Senior constable Jani Salminen explains that he cannot comment on individual cases. However, he is willing to elaborate, how the police in general acts in situations related to bullying.  

According to Salminen, it is primarily a task of the school to intervene in school bullying. The police will step in if the bullying meets the definition of criminal offence. Even in those cases, the police cannot control or direct how the school acts.  

If the suspect is under 15 years of age, the police handle the situation together with the school, parents and if needed, with the social service authorities. According to Salminen, the cooperation between the police and schools mostly goes well.  

Second meeting brings some changes 

On May 7, another meeting was held at the school. This time, in addition to Pekka, his parents and the school principal, also the police were present. The discussion circled around the parents´ and the boy´s numerous requests to move Pekka to a different class, away from the bullies.  

Since the meeting in April, the situation had somewhat improved inside the school. However, the bullying outside the school building had gotten much more frequent. 

“Still, it looked as if principal Koskelainen’s main goal was to force us to accept, what she had decided”, Anu says. “If we had been less confident, or if Pekka had not just had enough, she would have succeeded.” 

In the end, it was decided that Pekka would be permitted to attend part of the lessons with his sister’s class.
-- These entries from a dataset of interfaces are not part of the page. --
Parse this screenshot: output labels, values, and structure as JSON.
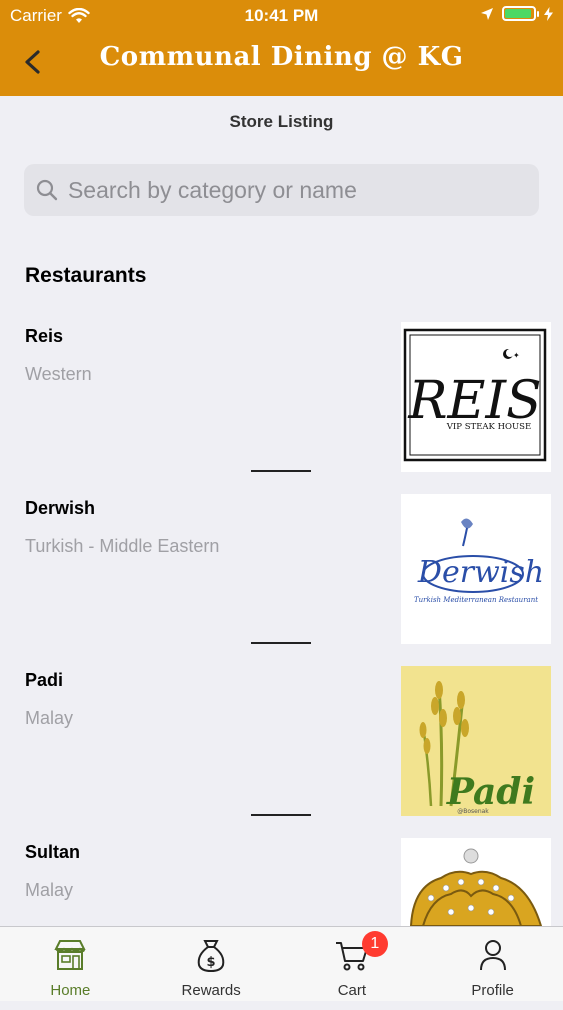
{
  "status_bar": {
    "carrier": "Carrier",
    "time": "10:41 PM",
    "battery_color": "#4cd964"
  },
  "header": {
    "title": "Communal Dining @ KG",
    "back_icon": "chevron-left-icon",
    "background": "#db8d0a"
  },
  "subtitle": "Store Listing",
  "search": {
    "placeholder": "Search by category or name",
    "value": ""
  },
  "section_title": "Restaurants",
  "restaurants": [
    {
      "name": "Reis",
      "category": "Western",
      "logo_text": "REIS",
      "logo_subtext": "VIP STEAK HOUSE"
    },
    {
      "name": "Derwish",
      "category": "Turkish - Middle Eastern",
      "logo_text": "Derwish",
      "logo_subtext": "Turkish Mediterranean Restaurant"
    },
    {
      "name": "Padi",
      "category": "Malay",
      "logo_text": "Padi",
      "logo_subtext": "@Bosenak"
    },
    {
      "name": "Sultan",
      "category": "Malay",
      "logo_text": "",
      "logo_subtext": ""
    }
  ],
  "tabs": [
    {
      "label": "Home",
      "icon": "storefront-icon",
      "active": true
    },
    {
      "label": "Rewards",
      "icon": "money-bag-icon",
      "active": false
    },
    {
      "label": "Cart",
      "icon": "cart-icon",
      "active": false,
      "badge": "1"
    },
    {
      "label": "Profile",
      "icon": "person-icon",
      "active": false
    }
  ],
  "colors": {
    "accent": "#db8d0a",
    "active_tab": "#5a7d2a",
    "badge": "#ff3b30"
  }
}
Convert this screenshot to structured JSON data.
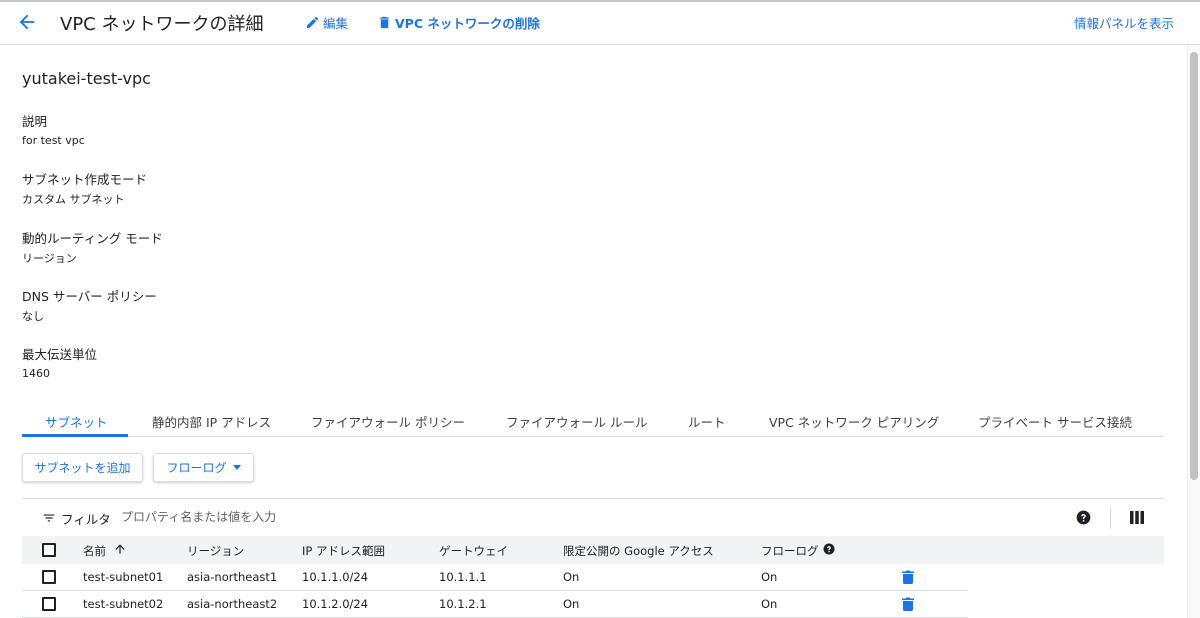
{
  "header": {
    "title": "VPC ネットワークの詳細",
    "edit_label": "編集",
    "delete_label": "VPC ネットワークの削除",
    "info_panel_label": "情報パネルを表示"
  },
  "network": {
    "name": "yutakei-test-vpc",
    "fields": [
      {
        "label": "説明",
        "value": "for test vpc"
      },
      {
        "label": "サブネット作成モード",
        "value": "カスタム サブネット"
      },
      {
        "label": "動的ルーティング モード",
        "value": "リージョン"
      },
      {
        "label": "DNS サーバー ポリシー",
        "value": "なし"
      },
      {
        "label": "最大伝送単位",
        "value": "1460"
      }
    ]
  },
  "tabs": [
    {
      "label": "サブネット",
      "active": true
    },
    {
      "label": "静的内部 IP アドレス",
      "active": false
    },
    {
      "label": "ファイアウォール ポリシー",
      "active": false
    },
    {
      "label": "ファイアウォール ルール",
      "active": false
    },
    {
      "label": "ルート",
      "active": false
    },
    {
      "label": "VPC ネットワーク ピアリング",
      "active": false
    },
    {
      "label": "プライベート サービス接続",
      "active": false
    }
  ],
  "actions": {
    "add_subnet": "サブネットを追加",
    "flow_logs": "フローログ"
  },
  "filter": {
    "label": "フィルタ",
    "placeholder": "プロパティ名または値を入力"
  },
  "table": {
    "columns": [
      "名前",
      "リージョン",
      "IP アドレス範囲",
      "ゲートウェイ",
      "限定公開の Google アクセス",
      "フローログ"
    ],
    "rows": [
      {
        "name": "test-subnet01",
        "region": "asia-northeast1",
        "ip_range": "10.1.1.0/24",
        "gateway": "10.1.1.1",
        "private_google_access": "On",
        "flow_logs": "On"
      },
      {
        "name": "test-subnet02",
        "region": "asia-northeast2",
        "ip_range": "10.1.2.0/24",
        "gateway": "10.1.2.1",
        "private_google_access": "On",
        "flow_logs": "On"
      }
    ]
  },
  "colors": {
    "accent": "#1a73e8",
    "text": "#202124",
    "border": "#dadce0",
    "table_header_bg": "#f1f3f4"
  }
}
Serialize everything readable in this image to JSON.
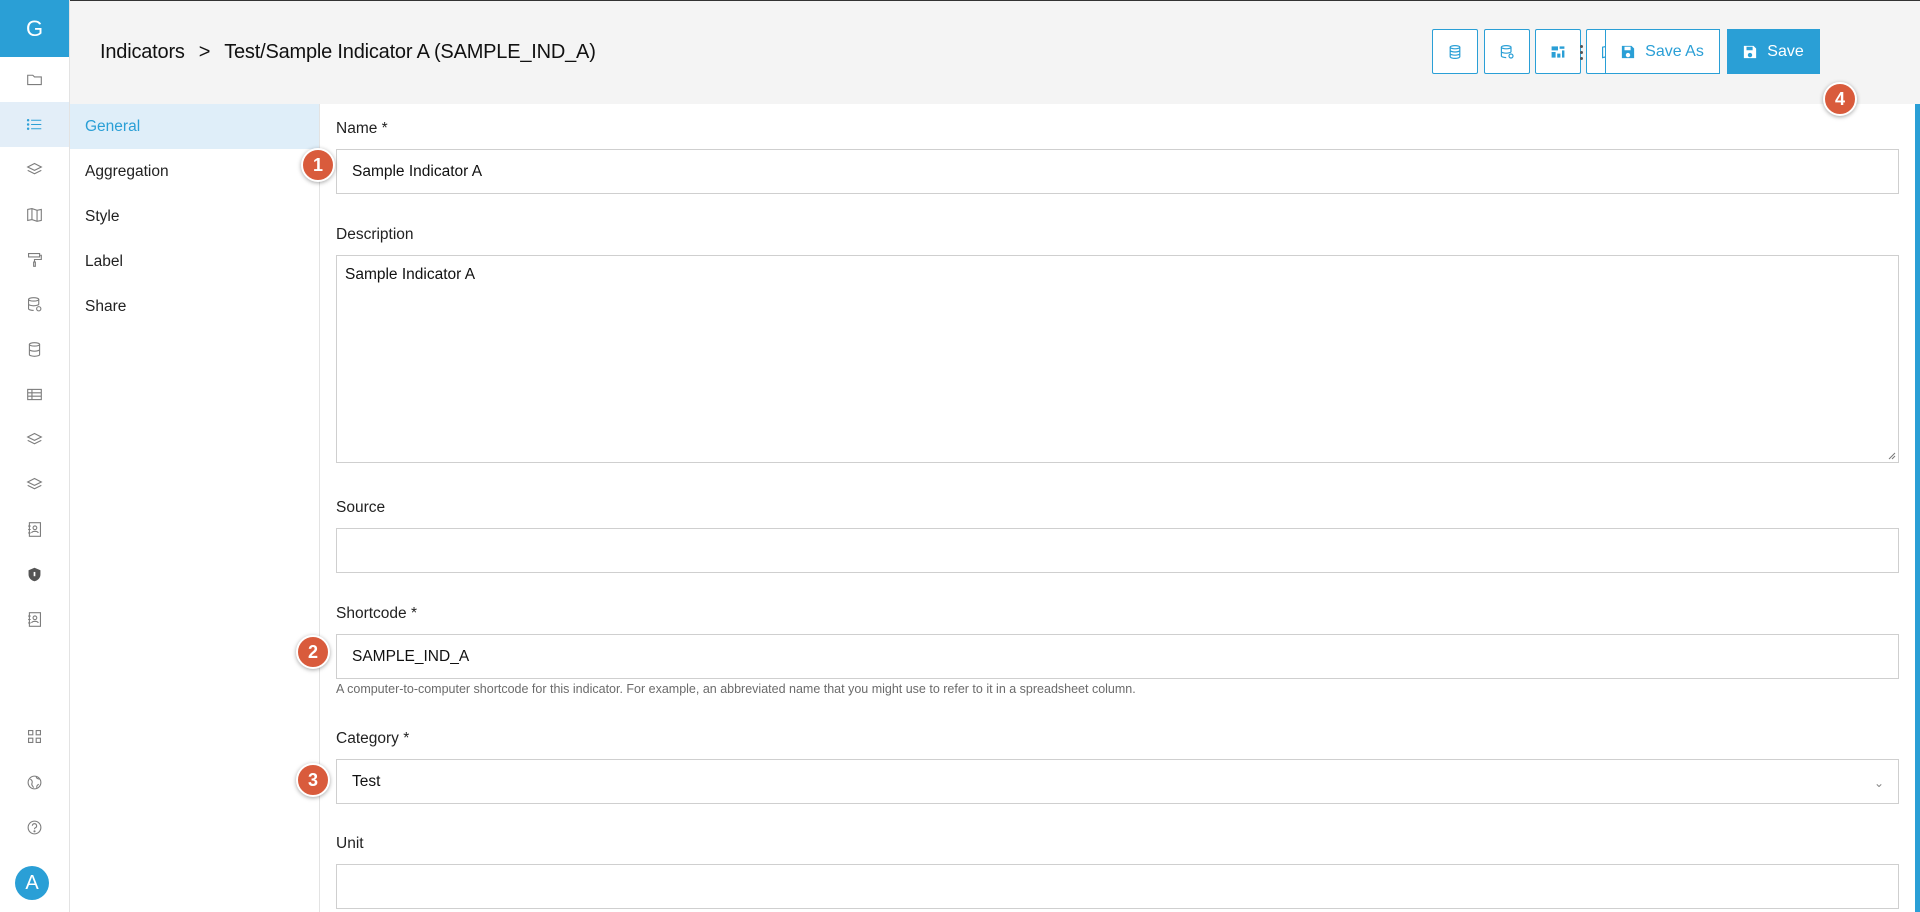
{
  "app": {
    "logo_letter": "G",
    "avatar_letter": "A"
  },
  "breadcrumb": {
    "section": "Indicators",
    "separator": ">",
    "current": "Test/Sample Indicator A (SAMPLE_IND_A)"
  },
  "toolbar": {
    "save_as_label": "Save As",
    "save_label": "Save"
  },
  "rail_icons": [
    "folder-icon",
    "list-icon",
    "layers-icon",
    "map-icon",
    "paint-roller-icon",
    "database-settings-icon",
    "database-icon",
    "table-icon",
    "layers-icon",
    "layers-icon",
    "contact-book-icon",
    "shield-icon",
    "contact-book-icon",
    "grid-icon",
    "globe-icon",
    "help-icon"
  ],
  "sections": [
    {
      "label": "General",
      "active": true
    },
    {
      "label": "Aggregation",
      "active": false
    },
    {
      "label": "Style",
      "active": false
    },
    {
      "label": "Label",
      "active": false
    },
    {
      "label": "Share",
      "active": false
    }
  ],
  "form": {
    "name": {
      "label": "Name *",
      "value": "Sample Indicator A"
    },
    "description": {
      "label": "Description",
      "value": "Sample Indicator A"
    },
    "source": {
      "label": "Source",
      "value": ""
    },
    "shortcode": {
      "label": "Shortcode *",
      "value": "SAMPLE_IND_A",
      "help": "A computer-to-computer shortcode for this indicator. For example, an abbreviated name that you might use to refer to it in a spreadsheet column."
    },
    "category": {
      "label": "Category *",
      "value": "Test"
    },
    "unit": {
      "label": "Unit",
      "value": ""
    }
  },
  "badges": [
    "1",
    "2",
    "3",
    "4"
  ],
  "colors": {
    "accent": "#2a9fd6",
    "badge": "#d95b3c"
  }
}
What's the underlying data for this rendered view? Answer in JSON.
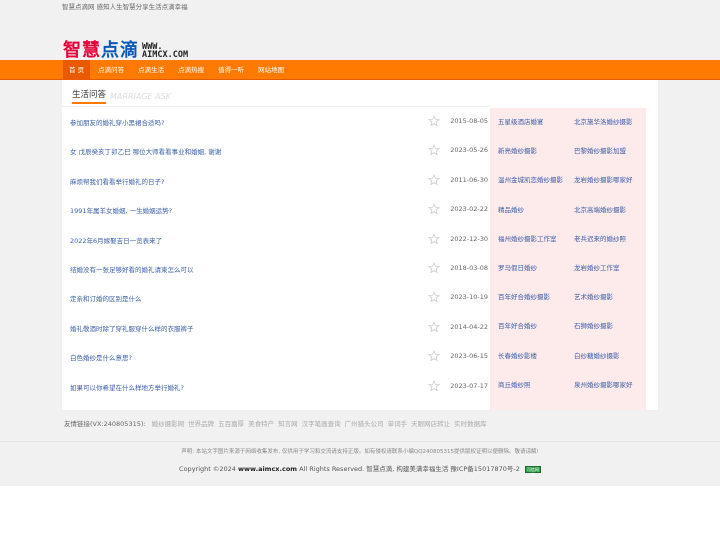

The principal called the move temporary and said that she wanted to see how it would change the situation. 

Pekka was also permitted to stay inside during recess. The boy insisted on doing so, because he didn’t believe that the adults would react, should anything happen.  

Anu thanks constable Salminen, who according to her, helped to persuade the rector to make the decision. The police also undertook the task of talking to the bullies individually. 

One week later, Pekka attended his sister’s class for the first time. 

“On that day, Pekka got back home in a happy mood”, Anu tells. The next day Pekka participated in a chess tournament together with the classmates.  

However, the decision if Pekka will permanently be moved to his sister’s class, won’t be made until autumn. Anu doesn’t understand the wait. 

“I do not understand what else they are going to think over after they realize that Pekka´s new class is right for him”.  

The last day of Pekka’s spring semester is June 1st.  

The names of Pekka, Anu and Juliia have been changed to protect their privacy.